2000 AD: A lot of different artists have drawn Dante over the years. Which are some of your favourite takes on the character?
Robbie Morrison: Simon’s, obviously. He’s the co-creator, possibly the best ‘character acting artist’ in the business, and more importantly a good friend. It’s been great working with him on it - even if he was having palpitations at the thought of me never getting around to finishing the series. Come and celebrate the end of the series, and the release of the final book collection with us at the Thought Bubble Festival in Leeds in November.
That said, John Burns runs Simon a very close second. He’s the last of a certain kind of classic British artist, and it’s been a pleasure and an honour to work with him too. They both brought different elements to Dante, and I tried to write to their considerable strengths, which maybe helped to raise my game too.
I’ve been lucky with artists - Chris Weston, Henry Flint, Charlie Adlard, and Andy Clarke all did nice work on the series. On a separate creative front, Annie Parkhouse deserves a huge round of applause, and a big kiss from Captain Dante himself. She’s the only person other than me to have worked on every single episode of the series, which is saying something.
Simon Fraser: It's hard to pick a favourite, everyone has brought their own personality to the tale. I think the best Dante was Charlie Adlard's though . Charlie even looked a lot like Dante himself for a while. He really nailed the essential boyish bravado of the character. As much as Dante goes through some grim stuff in his life, it's that boyishness that keeps him vital and stops him becoming yet another brooding loner. John Burns obviously does that epic swashbuckling sweep better than anyone.
2000 AD: How does it feel to say goodbye to this character, who you created nearly 15 years ago?
Robbie Morrison: It’s probably a bit too early to say. Dante’s been a big part of my life, and I’m certainly going to miss writing him (especially because he almost writes himself), but I think we’re doing the right thing. I’m proud of what we’ve achieved, and think it’s a good ending.
Simon Fraser: Odd, like a parent watching a child go to college.
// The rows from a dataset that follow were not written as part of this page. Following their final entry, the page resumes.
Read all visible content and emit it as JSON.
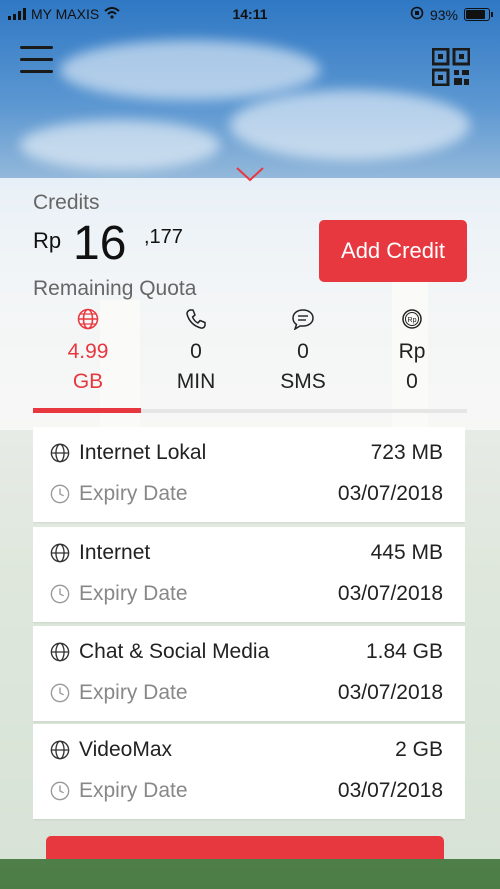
{
  "status_bar": {
    "carrier": "MY MAXIS",
    "time": "14:11",
    "battery": "93%"
  },
  "credits": {
    "label": "Credits",
    "currency": "Rp",
    "amount_main": "16",
    "amount_minor": ",177",
    "add_button": "Add Credit"
  },
  "quota": {
    "label": "Remaining Quota",
    "tabs": [
      {
        "icon": "globe-icon",
        "line1": "4.99",
        "line2": "GB",
        "active": true
      },
      {
        "icon": "phone-icon",
        "line1": "0",
        "line2": "MIN",
        "active": false
      },
      {
        "icon": "chat-icon",
        "line1": "0",
        "line2": "SMS",
        "active": false
      },
      {
        "icon": "rupiah-coin-icon",
        "line1": "Rp",
        "line2": "0",
        "active": false
      }
    ]
  },
  "packages": [
    {
      "name": "Internet Lokal",
      "amount": "723 MB",
      "expiry_label": "Expiry Date",
      "expiry": "03/07/2018"
    },
    {
      "name": "Internet",
      "amount": "445 MB",
      "expiry_label": "Expiry Date",
      "expiry": "03/07/2018"
    },
    {
      "name": "Chat & Social Media",
      "amount": "1.84 GB",
      "expiry_label": "Expiry Date",
      "expiry": "03/07/2018"
    },
    {
      "name": "VideoMax",
      "amount": "2 GB",
      "expiry_label": "Expiry Date",
      "expiry": "03/07/2018"
    }
  ],
  "colors": {
    "accent": "#e8383f"
  }
}
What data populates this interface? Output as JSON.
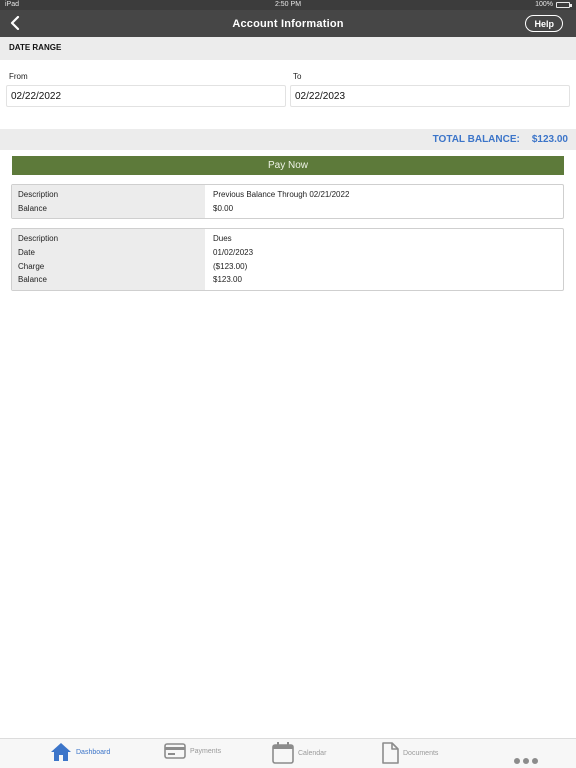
{
  "status_bar": {
    "carrier": "iPad",
    "time": "2:50 PM",
    "battery": "100%"
  },
  "nav": {
    "title": "Account Information",
    "help_label": "Help"
  },
  "date_range": {
    "header": "DATE RANGE",
    "from_label": "From",
    "from_value": "02/22/2022",
    "to_label": "To",
    "to_value": "02/22/2023"
  },
  "total": {
    "label": "TOTAL BALANCE:",
    "value": "$123.00"
  },
  "pay_now_label": "Pay Now",
  "transactions": [
    {
      "keys": [
        "Description",
        "Balance"
      ],
      "values": [
        "Previous Balance Through 02/21/2022",
        "$0.00"
      ]
    },
    {
      "keys": [
        "Description",
        "Date",
        "Charge",
        "Balance"
      ],
      "values": [
        "Dues",
        "01/02/2023",
        "($123.00)",
        "$123.00"
      ]
    }
  ],
  "tabs": [
    {
      "label": "Dashboard",
      "icon": "home-icon",
      "active": true
    },
    {
      "label": "Payments",
      "icon": "card-icon",
      "active": false
    },
    {
      "label": "Calendar",
      "icon": "calendar-icon",
      "active": false
    },
    {
      "label": "Documents",
      "icon": "document-icon",
      "active": false
    }
  ],
  "colors": {
    "accent": "#3c75c9",
    "pay_button": "#5d7a3a",
    "nav_bar": "#464646"
  }
}
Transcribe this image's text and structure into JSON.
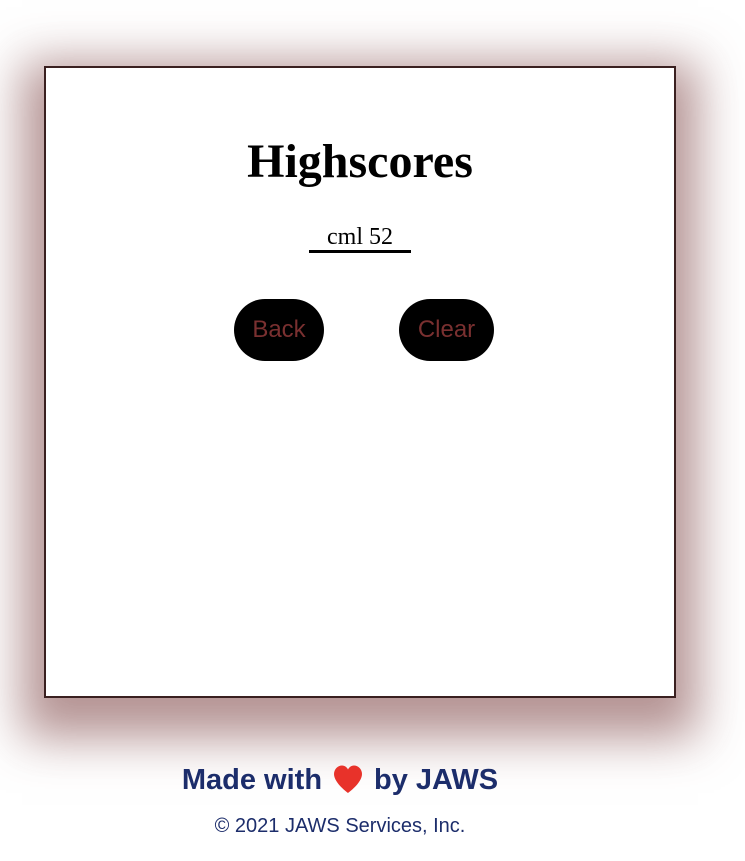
{
  "highscores": {
    "title": "Highscores",
    "entries": [
      {
        "text": "cml 52"
      }
    ]
  },
  "buttons": {
    "back_label": "Back",
    "clear_label": "Clear"
  },
  "footer": {
    "made_with": "Made with",
    "by": "by JAWS",
    "heart_icon": "heart-icon",
    "heart_color": "#e8322a",
    "copyright": "© 2021 JAWS Services, Inc."
  },
  "colors": {
    "button_bg": "#000000",
    "button_text": "#7a3030",
    "footer_text": "#1c2d6b",
    "card_border": "#3a2020"
  }
}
I feel that we've done everything that we could to make the story fly, now we have to step back and let it go.
2000 AD: Can you ever see yourself returning to tell stories from earlier in
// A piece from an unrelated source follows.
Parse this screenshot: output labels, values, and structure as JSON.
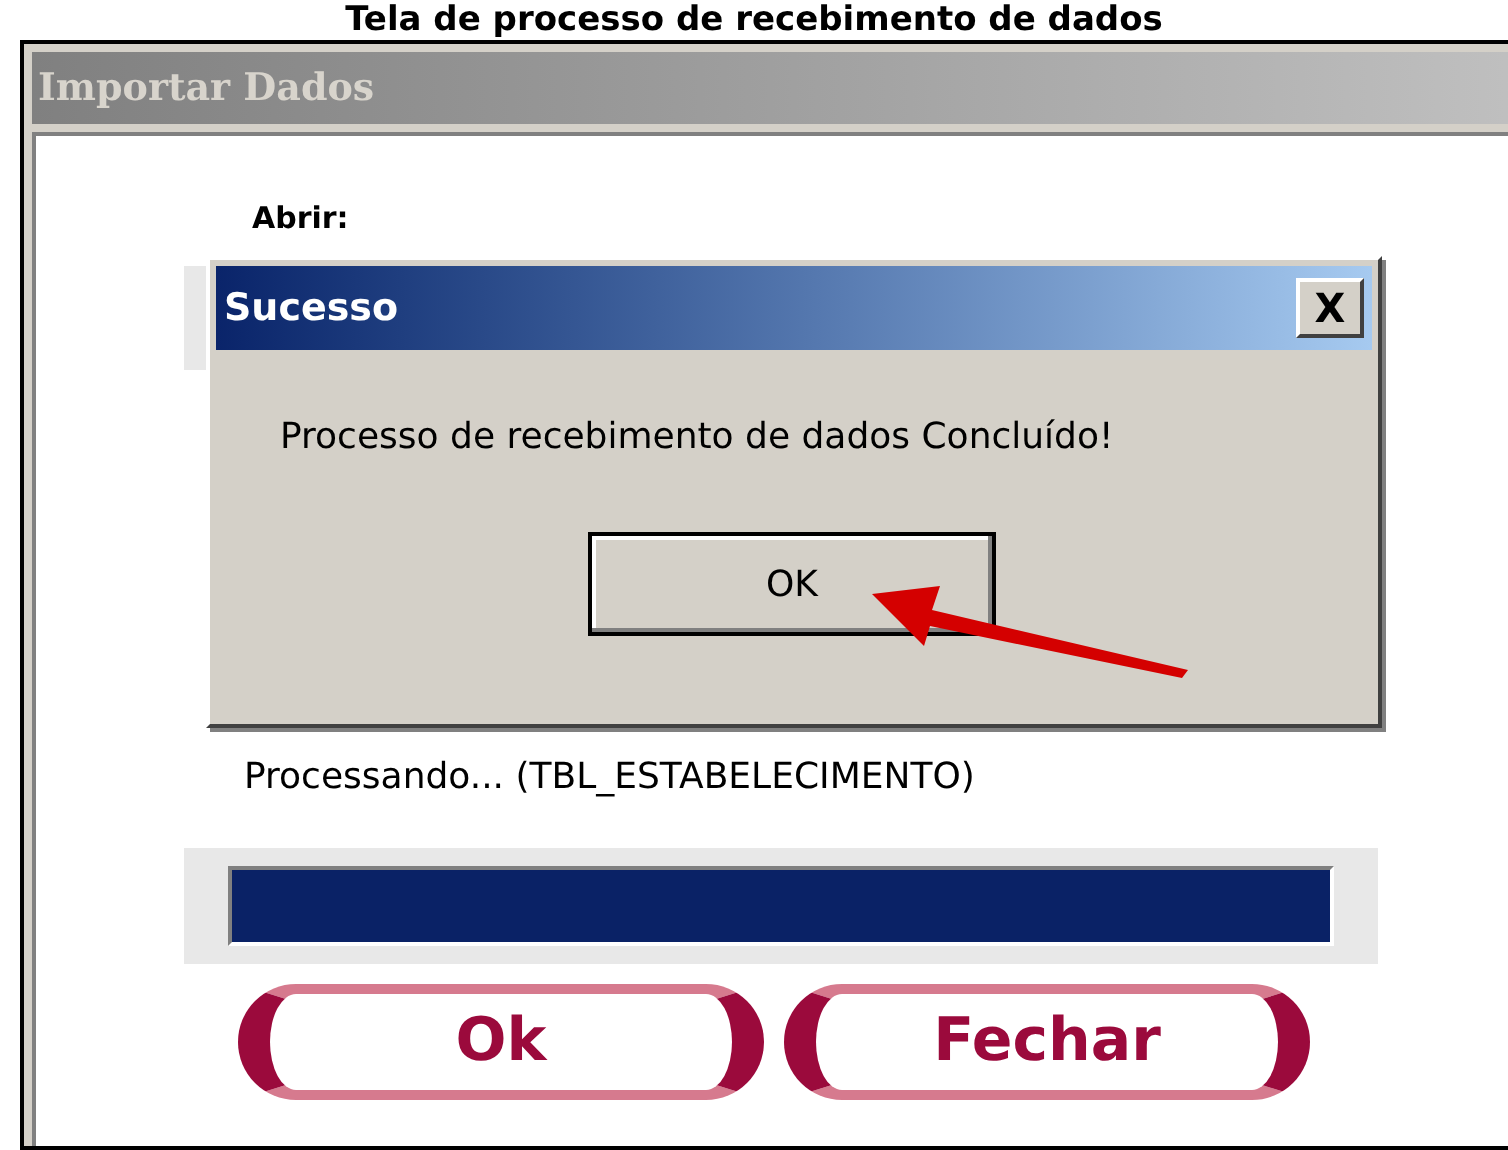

Dante’s life, or those of other characters from the series?
Robbie Morrison: I’m not keen on prequels, because there’s no sense of danger to them, as you already know what happens to the characters further down the line, so certainly no plans on that front. No plans to do anything with any of the other characters either, but never say never. Lulu Romanov might be hard to resist if she ever came calling. I’m not averse to doing other stories set in Imperial Russia, a couple of hundred years before or after Dante, maybe, but again, nothing concrete in mind.
2000 AD: Is Nikolai Dante really “too cool to kill?”
Robbie Morrison: Well, I’m biased, so, ‘Aye.’ Doesn’t necessarily mean I won’t, though.
Simon Fraser: As we get older how many of us are really as cool as we thought we were?
2000 AD: Good answers!
“Nikolai Dante: Sympathy For the Devil” begins THIS WEEK in 2000 AD Prog 1786, which is available now from all good newsagents in the UK, and will be available in North America in July.